• STUDY MATERIAL

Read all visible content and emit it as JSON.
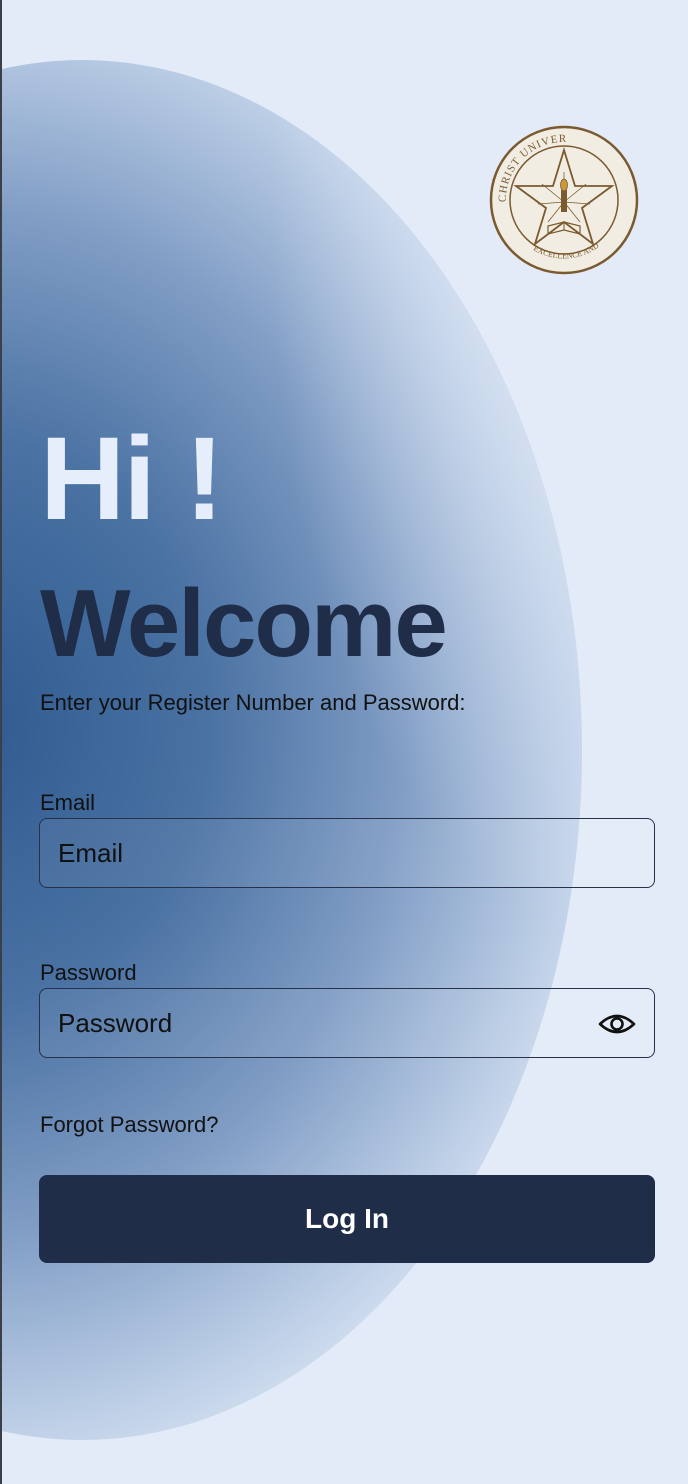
{
  "logo": {
    "name": "christ-university-seal",
    "text_top": "CHRIST UNIVERSITY",
    "text_bottom": "EXCELLENCE AND SERVICE",
    "color": "#7a5a2e"
  },
  "greeting": {
    "hi": "Hi !",
    "welcome": "Welcome",
    "instruction": "Enter your Register Number and Password:"
  },
  "form": {
    "email_label": "Email",
    "email_placeholder": "Email",
    "password_label": "Password",
    "password_placeholder": "Password",
    "show_password_icon": "eye-icon",
    "forgot_password": "Forgot Password?",
    "login_label": "Log In"
  },
  "colors": {
    "primary": "#202d48",
    "background": "#e3ebf8",
    "accent_blob": "#2f5a8f"
  }
}
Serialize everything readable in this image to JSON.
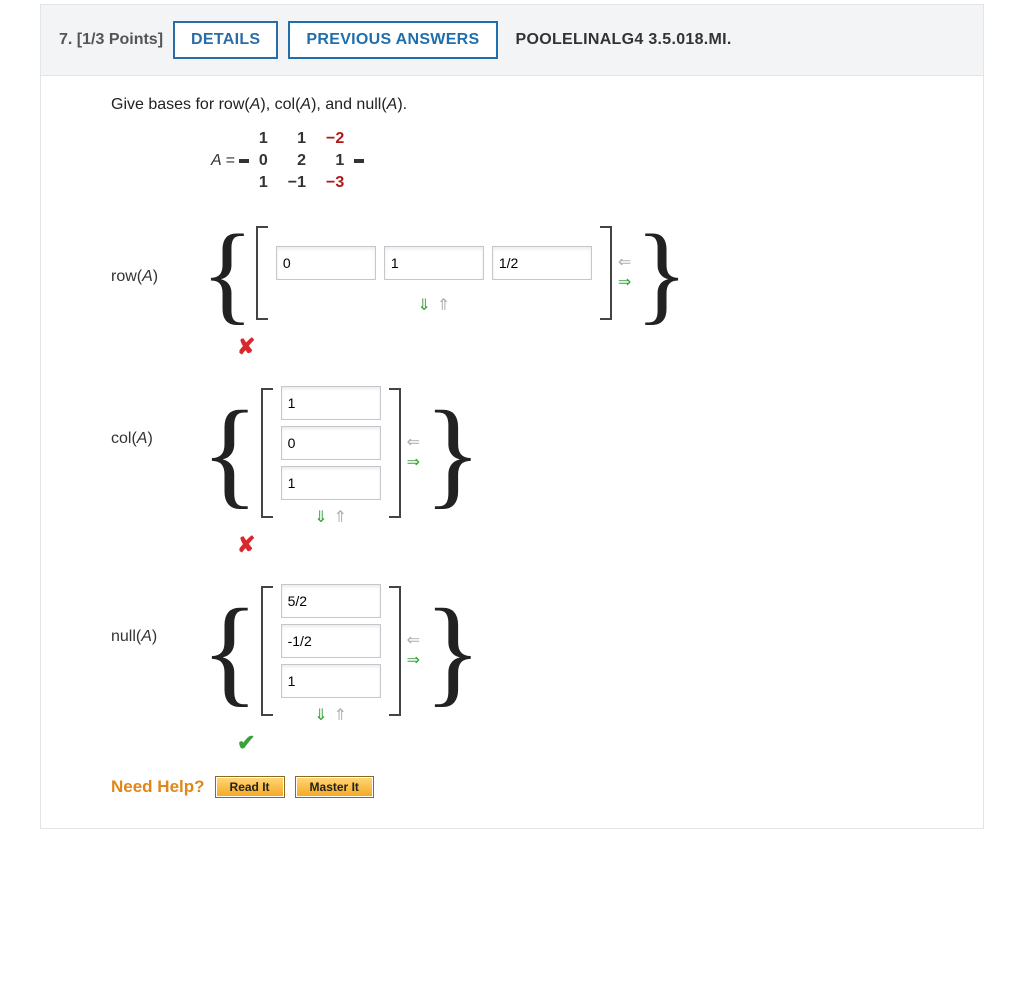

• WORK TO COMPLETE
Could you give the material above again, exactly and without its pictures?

• RESULT OF THIS TASK
Read all visible content and emit it as JSON.
{
  "logo": {
    "name": "christ-university-seal",
    "text_top": "CHRIST UNIVERSITY",
    "text_bottom": "EXCELLENCE AND SERVICE",
    "color": "#7a5a2e"
  },
  "greeting": {
    "hi": "Hi !",
    "welcome": "Welcome",
    "instruction": "Enter your Register Number and Password:"
  },
  "form": {
    "email_label": "Email",
    "email_placeholder": "Email",
    "password_label": "Password",
    "password_placeholder": "Password",
    "show_password_icon": "eye-icon",
    "forgot_password": "Forgot Password?",
    "login_label": "Log In"
  },
  "colors": {
    "primary": "#202d48",
    "background": "#e3ebf8",
    "accent_blob": "#2f5a8f"
  }
}
Serialize everything readable in this image to JSON.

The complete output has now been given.